clock menu more-arrow no yes

Filed under:

The Tape: First Quarter Notes

New, comments

"What's Wrong With the Defense, a Play in Two Acts" to follow.

The rest of the first quarter

The Offensive Line:

Seattle got good push from their interior line, but kept the rushing attack vanilla. If Julius Jones had a lead blocker, it was Leonard Weaver who had a good quarter - for Leonard Weaver.

Seattle's pass blocking was superior. Julius Jones is a difference maker picking up blitzes.

My Matchupalooza article failed because of failed scouting on my own part. Specifically, when Justin Tuck moved into the interior, it was on the defensive right side opposite Mike Wahle. Tuck handled Wahle, getting two play changing pressures of the instant variety. Wahle is not as good a pass blocker as Rob Sims and it shows. His feet are good and he's an asset in the run game, but all things considered, I sort of misses Sims' steadiness. People remember the big gaffes, but I watched Sims be a rock almost all season and the time he afforded Matt Hasselbeck was crucial for Seattle's passing game.

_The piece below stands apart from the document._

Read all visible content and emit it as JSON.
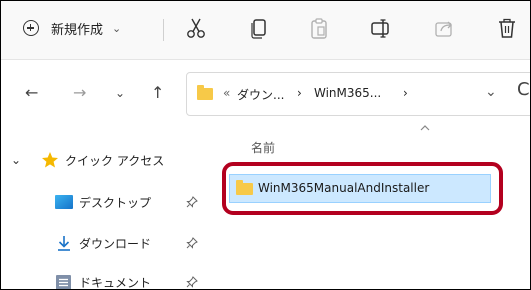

Wide Receivers:

Deion Branch looked fluid and confident in his cuts. The first big hurdle overcoming ACL surgery has been passed. If Branch is healthy,  I expect him to contribute.

Billy McMullen made a take this job and shove it cut that was so weak it astonished Moose Johnston.

Third play, final Seahawks series of the quarter. Huge leverage situation with Seattle 3rd and 5 from their own 30 and down by 11. McMullen is playing split end in a 3 WR, SB, Shotgun formation. Giants in a 4-2 nickel, with Corey Webster playing off. After the snap, Hasselbeck targets McMullen, McMullen gets into Webster's body, runs a cut like a pig's tail or a pirouette, and nearly gets Beck picked off. Bye, kid.

No noticeable drop off for Bobby Engram, but the Giants were matching him against a nickelback and that's not Engram's game. It will be interesting to see if going forward Bobby faces more man coverage and less of the zones he so expertly defuses.